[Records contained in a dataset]
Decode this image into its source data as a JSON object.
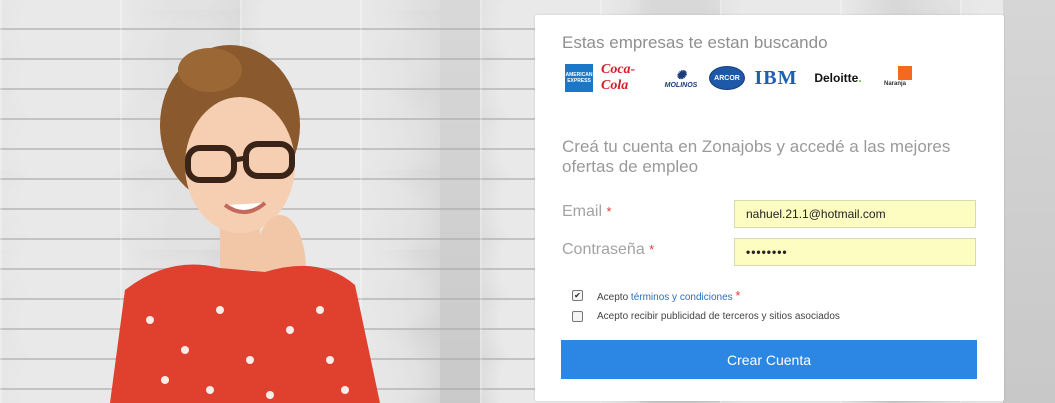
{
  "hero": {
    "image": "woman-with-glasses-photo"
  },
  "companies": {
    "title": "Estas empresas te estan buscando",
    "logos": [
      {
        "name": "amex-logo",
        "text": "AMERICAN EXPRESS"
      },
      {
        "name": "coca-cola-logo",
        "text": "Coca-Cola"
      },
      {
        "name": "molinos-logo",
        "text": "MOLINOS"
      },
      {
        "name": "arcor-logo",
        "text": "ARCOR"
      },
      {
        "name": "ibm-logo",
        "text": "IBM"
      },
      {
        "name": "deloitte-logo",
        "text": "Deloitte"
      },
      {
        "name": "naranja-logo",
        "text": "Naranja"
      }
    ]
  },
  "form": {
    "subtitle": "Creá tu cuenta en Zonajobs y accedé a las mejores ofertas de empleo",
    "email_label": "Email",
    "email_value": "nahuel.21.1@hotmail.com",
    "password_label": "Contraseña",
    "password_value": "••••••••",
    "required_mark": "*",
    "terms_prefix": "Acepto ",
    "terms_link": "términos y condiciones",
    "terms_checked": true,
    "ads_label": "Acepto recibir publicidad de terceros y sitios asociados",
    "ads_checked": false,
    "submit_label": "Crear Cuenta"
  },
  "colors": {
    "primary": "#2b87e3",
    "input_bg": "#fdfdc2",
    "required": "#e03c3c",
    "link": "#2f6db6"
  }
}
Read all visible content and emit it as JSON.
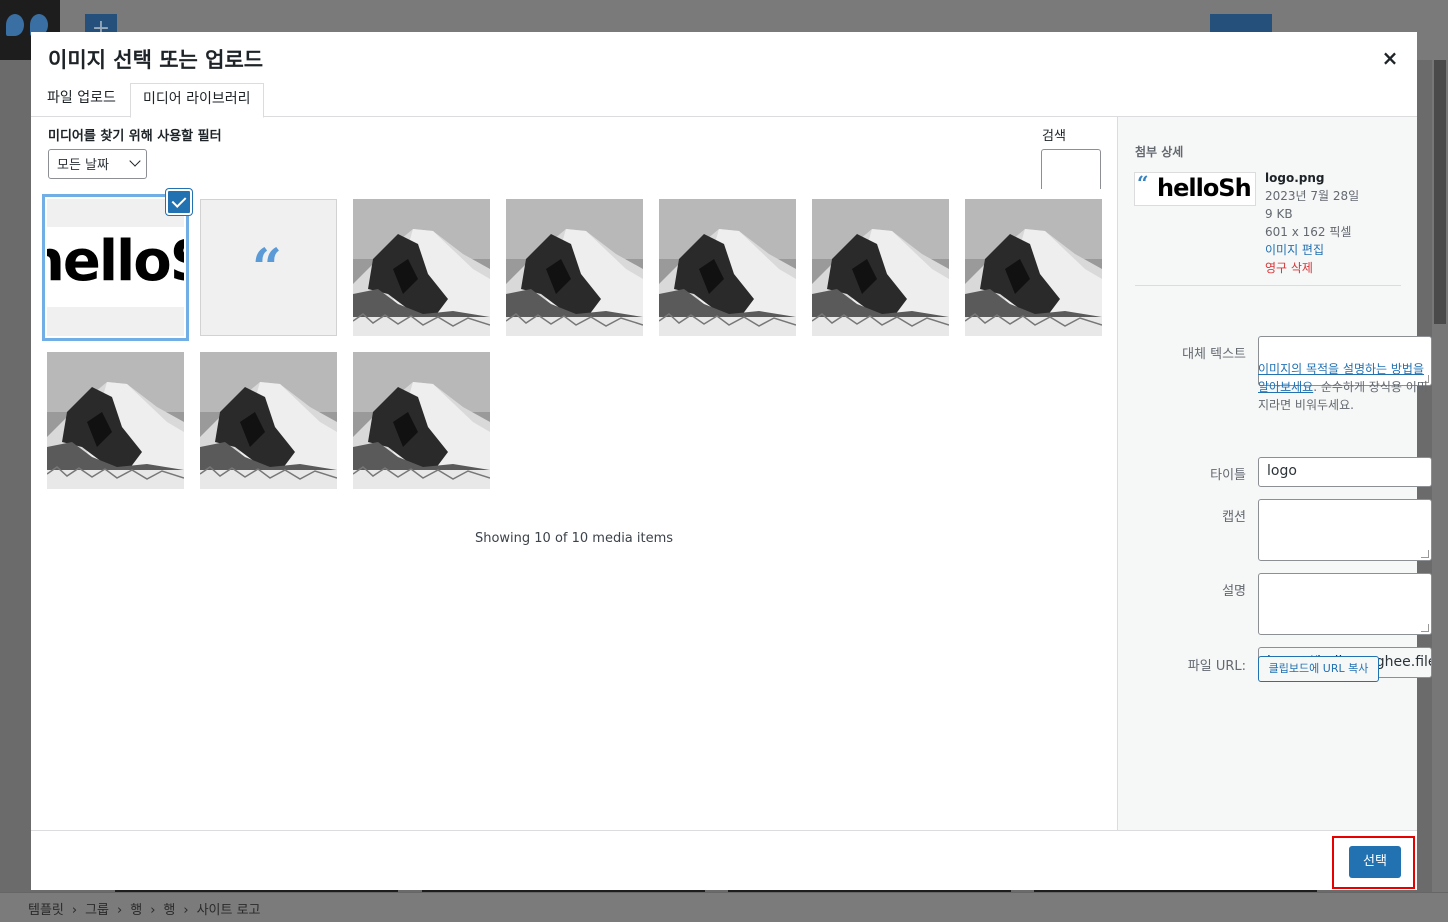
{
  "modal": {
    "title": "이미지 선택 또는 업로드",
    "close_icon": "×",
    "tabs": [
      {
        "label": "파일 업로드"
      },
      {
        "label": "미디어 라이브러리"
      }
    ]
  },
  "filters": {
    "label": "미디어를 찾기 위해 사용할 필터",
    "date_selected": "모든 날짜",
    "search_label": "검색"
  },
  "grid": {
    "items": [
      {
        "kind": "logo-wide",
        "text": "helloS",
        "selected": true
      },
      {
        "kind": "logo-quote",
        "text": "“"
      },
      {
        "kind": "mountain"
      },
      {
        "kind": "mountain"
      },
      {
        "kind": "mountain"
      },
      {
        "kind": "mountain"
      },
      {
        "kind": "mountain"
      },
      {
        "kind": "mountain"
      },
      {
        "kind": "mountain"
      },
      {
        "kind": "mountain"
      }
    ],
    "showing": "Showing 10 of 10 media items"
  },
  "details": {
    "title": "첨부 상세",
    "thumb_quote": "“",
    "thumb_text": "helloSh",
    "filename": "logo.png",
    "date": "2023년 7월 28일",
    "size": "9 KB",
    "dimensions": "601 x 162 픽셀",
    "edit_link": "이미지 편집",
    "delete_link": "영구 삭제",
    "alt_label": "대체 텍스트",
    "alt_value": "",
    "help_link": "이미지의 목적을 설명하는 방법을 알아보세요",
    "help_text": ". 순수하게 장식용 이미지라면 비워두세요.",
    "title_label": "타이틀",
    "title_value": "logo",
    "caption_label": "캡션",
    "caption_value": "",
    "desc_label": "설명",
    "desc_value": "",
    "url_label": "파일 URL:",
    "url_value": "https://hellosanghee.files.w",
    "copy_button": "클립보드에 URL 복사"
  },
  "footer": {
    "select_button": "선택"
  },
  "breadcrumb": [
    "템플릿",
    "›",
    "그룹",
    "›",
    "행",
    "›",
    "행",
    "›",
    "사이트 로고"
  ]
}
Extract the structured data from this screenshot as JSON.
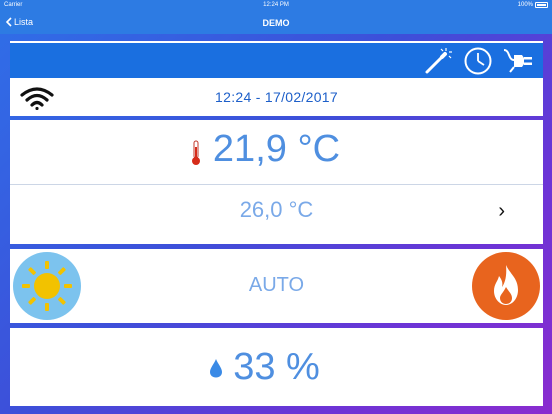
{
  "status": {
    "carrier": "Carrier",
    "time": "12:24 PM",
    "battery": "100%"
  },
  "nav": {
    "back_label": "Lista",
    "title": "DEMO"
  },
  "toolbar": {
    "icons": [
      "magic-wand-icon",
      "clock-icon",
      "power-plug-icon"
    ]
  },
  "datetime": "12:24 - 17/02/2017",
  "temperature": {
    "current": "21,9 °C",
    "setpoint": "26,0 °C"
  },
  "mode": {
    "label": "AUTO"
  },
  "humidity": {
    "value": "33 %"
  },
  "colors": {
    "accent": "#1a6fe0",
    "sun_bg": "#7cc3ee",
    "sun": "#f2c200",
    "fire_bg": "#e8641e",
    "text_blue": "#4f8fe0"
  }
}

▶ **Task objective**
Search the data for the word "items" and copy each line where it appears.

▶ **Finished exercise**
    "items": [
    "showing": "Showing 10 of 10 media items"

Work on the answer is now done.